Even though there was a personnel manual that outlined the corrective action plan that would happen before employee termination, the at-will employment statement that Pat Grey signed is taken as contractual rather than those specifications in the manual.
Part of agreeing to be an at-will employee means that, similar to the way an employee can quit for any reason, an employer can fire an employee for any reason. The only reasons that are an exception to this rule are things like race and gender that have been labeled discriminatory. (Workplace Fairness, 2008). If Pat Grey’s expressed views at the school board meeting ultimately caused him to be fired, then so be it. Furthermore, without a direct statement that this was the reason he was fired, he would have trouble proving it in court – although because of at-will employment it would not matter anyways.
Title VII of the 1964 Civil Rights Act protects employees from sex discrimination, which includes sexual harassment. Sexual harassment can include "unwelcome sexual advances, requests for sexual favors, and other verbal or physical conduct of a sexual nature [that] explicitly or implicitly affects an individual’s employment, unreasonably interferes with an individual’s work performance, or creates an intimidating, hostile, or offensive work environment." (The U.S. Equal Employment Opportunity Commission, 2008).
Newcorp is liable to protect its employees from sex discrimination. In order to do so, they can begin by firing Sam. There are many reasons he should be fired. First, by preventing Paula from transferring departments and by making unwelcome sexual advances, Sam is committing sexual harassment. If Newcorp did not reprimand Sam for sexual harassment in any way, Paula may take legal actions against Newcorp. Secondly, Sam likely violated his conditions of employment by becoming romantically involved with an employee that he supervised. Many companies have policies stating that supervisors cannot date the employees they supervise because other employees may feel that they are being put at an unfair advantage by not dating supervisors. Finally, Sam was using paid work time to have romantic encounters with Paula – any employee who uses company time for anything other than work is fair game for termination.
It may also be advisable for Newcorp to fire Paula, as she was also using paid work time to have romantic encounters with Sam. Her public displays of affection in front of the other employees may have also caused them to feel uncomfortable – which is a type of sexual harassment. Even if Paula is not fired, she should be disciplined in some way. However, it is a bad idea for Newcorp to fire Paula but not Sam, because Paula will try to sue Newcorp for the sexual harassment from Sam that Newcorp allowed.
Legal Encounter 3:
Newcorp has very little liability to Paul and his claim for worker’s compensation. While Paul’s claustrophobia may have arisen from his working conditions, these particular working conditions were normal for the job of a maintenance technician.

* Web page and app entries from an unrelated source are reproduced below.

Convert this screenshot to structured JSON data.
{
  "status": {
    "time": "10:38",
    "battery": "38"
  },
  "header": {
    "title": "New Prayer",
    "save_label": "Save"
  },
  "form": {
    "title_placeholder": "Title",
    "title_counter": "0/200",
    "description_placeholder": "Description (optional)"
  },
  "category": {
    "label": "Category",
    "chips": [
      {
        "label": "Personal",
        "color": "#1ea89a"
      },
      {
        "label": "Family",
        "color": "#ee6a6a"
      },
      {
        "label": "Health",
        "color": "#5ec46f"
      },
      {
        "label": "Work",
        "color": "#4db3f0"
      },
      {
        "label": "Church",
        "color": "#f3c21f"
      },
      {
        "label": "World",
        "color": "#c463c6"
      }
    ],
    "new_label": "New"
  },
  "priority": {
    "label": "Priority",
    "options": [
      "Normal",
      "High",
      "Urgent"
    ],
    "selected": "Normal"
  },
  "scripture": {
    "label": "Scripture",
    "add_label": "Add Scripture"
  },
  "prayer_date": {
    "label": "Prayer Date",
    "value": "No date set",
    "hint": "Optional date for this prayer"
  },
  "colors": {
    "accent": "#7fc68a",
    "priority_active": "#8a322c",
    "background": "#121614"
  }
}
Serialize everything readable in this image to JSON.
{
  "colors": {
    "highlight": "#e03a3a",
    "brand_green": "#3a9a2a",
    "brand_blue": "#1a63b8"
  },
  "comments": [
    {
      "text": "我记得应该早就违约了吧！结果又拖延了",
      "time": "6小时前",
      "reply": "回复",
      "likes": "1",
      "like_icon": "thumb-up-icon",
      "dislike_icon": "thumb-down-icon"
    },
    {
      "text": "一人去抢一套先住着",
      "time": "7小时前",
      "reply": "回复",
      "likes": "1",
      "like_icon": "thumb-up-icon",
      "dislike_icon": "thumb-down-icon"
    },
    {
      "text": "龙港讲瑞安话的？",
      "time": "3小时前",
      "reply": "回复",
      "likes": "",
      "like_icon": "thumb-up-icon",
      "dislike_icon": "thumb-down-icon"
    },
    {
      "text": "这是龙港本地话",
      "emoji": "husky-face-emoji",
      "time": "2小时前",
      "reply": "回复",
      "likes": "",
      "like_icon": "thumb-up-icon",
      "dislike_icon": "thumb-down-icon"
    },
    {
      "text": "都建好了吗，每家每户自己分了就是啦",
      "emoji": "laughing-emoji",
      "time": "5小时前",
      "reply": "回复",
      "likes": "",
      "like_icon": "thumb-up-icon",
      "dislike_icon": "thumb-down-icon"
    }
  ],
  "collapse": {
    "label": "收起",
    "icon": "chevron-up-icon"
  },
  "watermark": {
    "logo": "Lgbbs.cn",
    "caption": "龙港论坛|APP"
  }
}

Because being a maintenance technician normally requires a person to get into small spaces to fix things, Paul will not be able to claim worker’s comp for his claustrophobia. On the other hand, for example, if he worked in a cubicle for a calling